    How long would you cook a 1.5 kg chicken for using this method? I have done something like – high temp. cooking – this years ago and placed the chicken on a bed of small new potatoes.

    1. Hi Rachel, I would rely on your thermometer- 165 degrees in the thickest part of the thigh, and your bird should be ready.

  2. This is basically the method I use. I hadn’t thought of the bay leaves, and added those last night – I loved the addition! If I have time I do like to rub my chicken lightly with salt and let it sit in the fridge open to the air for at least 24 hours.

    I have a question, once I put the chicken on the cutting board to rest, I worry that if I put foil over it the skin’s crispiness will decrease. Am I being paranoid?

    1. You’re not being paranoid, Robin. After you roast a hen to perfection, it would be sort of sacrilege to let the skin turn soggy! What I do is very, very, very loosely tent the foil, so it’s not touching the skin and so it’s not even completely covering the hen. Of course, if you’re still paranoid, don’t bother with the foil. A slightly cooler bird but still moist hen with crisp skin is far preferable to a warmer bird that’s still moist inside but, sadly, sodden outside.

  3. 5 stars
    We just finished eating this chicken about an hour ago, and after I finish this post I’ll be tossing all my other roast chicken recipes out. This was, in a word, perfect. The prep was incredibly easy…I rubbed it with olive oil and put some onion and thyme and parsley in the cavity. But the proof is, of course, in the eating, and the eating was fabulous. The eating actually started during the carving, as the various folks in the kitchen started stealing bits and pieces of the crispy skin. The chicken itself was tender and juicy and wonderful. I don’t know where this chicken recipe has been all my life, but now that I have it, it’s my one and only. Simple and perfect.

    1. Lovely, lovely, lovely! You’re so right, the proof is in the eating, and when the eating begins in the kitchen, that’s proof enough for me. Many, many thanks for letting us know you’re as over the moon for it as we are, FramedCooks.

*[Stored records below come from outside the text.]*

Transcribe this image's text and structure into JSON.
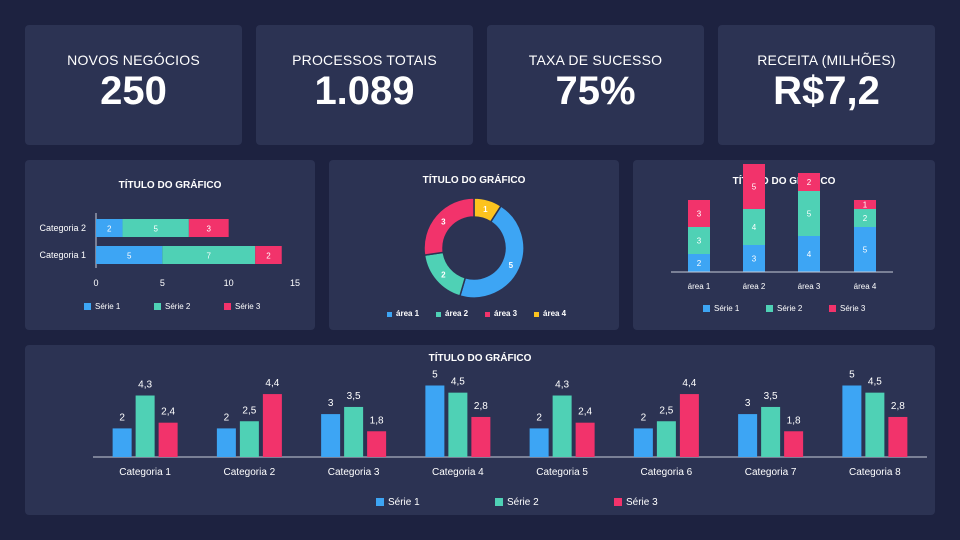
{
  "colors": {
    "serie1": "#3da5f4",
    "serie2": "#4fd1b5",
    "serie3": "#f2336b",
    "area4": "#fcc31e",
    "axis": "#c8ccd8"
  },
  "kpis": [
    {
      "label": "NOVOS NEGÓCIOS",
      "value": "250"
    },
    {
      "label": "PROCESSOS TOTAIS",
      "value": "1.089"
    },
    {
      "label": "TAXA DE SUCESSO",
      "value": "75%"
    },
    {
      "label": "RECEITA (MILHÕES)",
      "value": "R$7,2"
    }
  ],
  "chart_data": [
    {
      "type": "bar",
      "orientation": "horizontal",
      "stacked": true,
      "title": "TÍTULO DO GRÁFICO",
      "categories": [
        "Categoria 1",
        "Categoria 2"
      ],
      "series": [
        {
          "name": "Série 1",
          "values": [
            5,
            2
          ]
        },
        {
          "name": "Série 2",
          "values": [
            7,
            5
          ]
        },
        {
          "name": "Série 3",
          "values": [
            2,
            3
          ]
        }
      ],
      "xlim": [
        0,
        15
      ],
      "xticks": [
        "0",
        "5",
        "10",
        "15"
      ],
      "legend": "bottom"
    },
    {
      "type": "pie",
      "donut": true,
      "title": "TÍTULO DO GRÁFICO",
      "labels": [
        "área 1",
        "área 2",
        "área 3",
        "área 4"
      ],
      "values": [
        5,
        2,
        3,
        1
      ],
      "legend": "bottom"
    },
    {
      "type": "bar",
      "stacked": true,
      "title": "TÍTULO DO GRÁFICO",
      "categories": [
        "área 1",
        "área 2",
        "área 3",
        "área 4"
      ],
      "series": [
        {
          "name": "Série 1",
          "values": [
            2,
            3,
            4,
            5
          ]
        },
        {
          "name": "Série 2",
          "values": [
            3,
            4,
            5,
            2
          ]
        },
        {
          "name": "Série 3",
          "values": [
            3,
            5,
            2,
            1
          ]
        }
      ],
      "legend": "bottom"
    },
    {
      "type": "bar",
      "title": "TÍTULO DO GRÁFICO",
      "categories": [
        "Categoria 1",
        "Categoria 2",
        "Categoria 3",
        "Categoria 4",
        "Categoria 5",
        "Categoria 6",
        "Categoria 7",
        "Categoria 8"
      ],
      "series": [
        {
          "name": "Série 1",
          "values": [
            2,
            2,
            3,
            5,
            2,
            2,
            3,
            5
          ],
          "labels": [
            "2",
            "2",
            "3",
            "5",
            "2",
            "2",
            "3",
            "5"
          ]
        },
        {
          "name": "Série 2",
          "values": [
            4.3,
            2.5,
            3.5,
            4.5,
            4.3,
            2.5,
            3.5,
            4.5
          ],
          "labels": [
            "4,3",
            "2,5",
            "3,5",
            "4,5",
            "4,3",
            "2,5",
            "3,5",
            "4,5"
          ]
        },
        {
          "name": "Série 3",
          "values": [
            2.4,
            4.4,
            1.8,
            2.8,
            2.4,
            4.4,
            1.8,
            2.8
          ],
          "labels": [
            "2,4",
            "4,4",
            "1,8",
            "2,8",
            "2,4",
            "4,4",
            "1,8",
            "2,8"
          ]
        }
      ],
      "legend": "bottom"
    }
  ]
}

    2. FramedCooks, sometimes the best things in life are worth waiting for! So happy to hear that you and Don–As well as your guests–enjoyed the chicken. It’s a fave around here, too.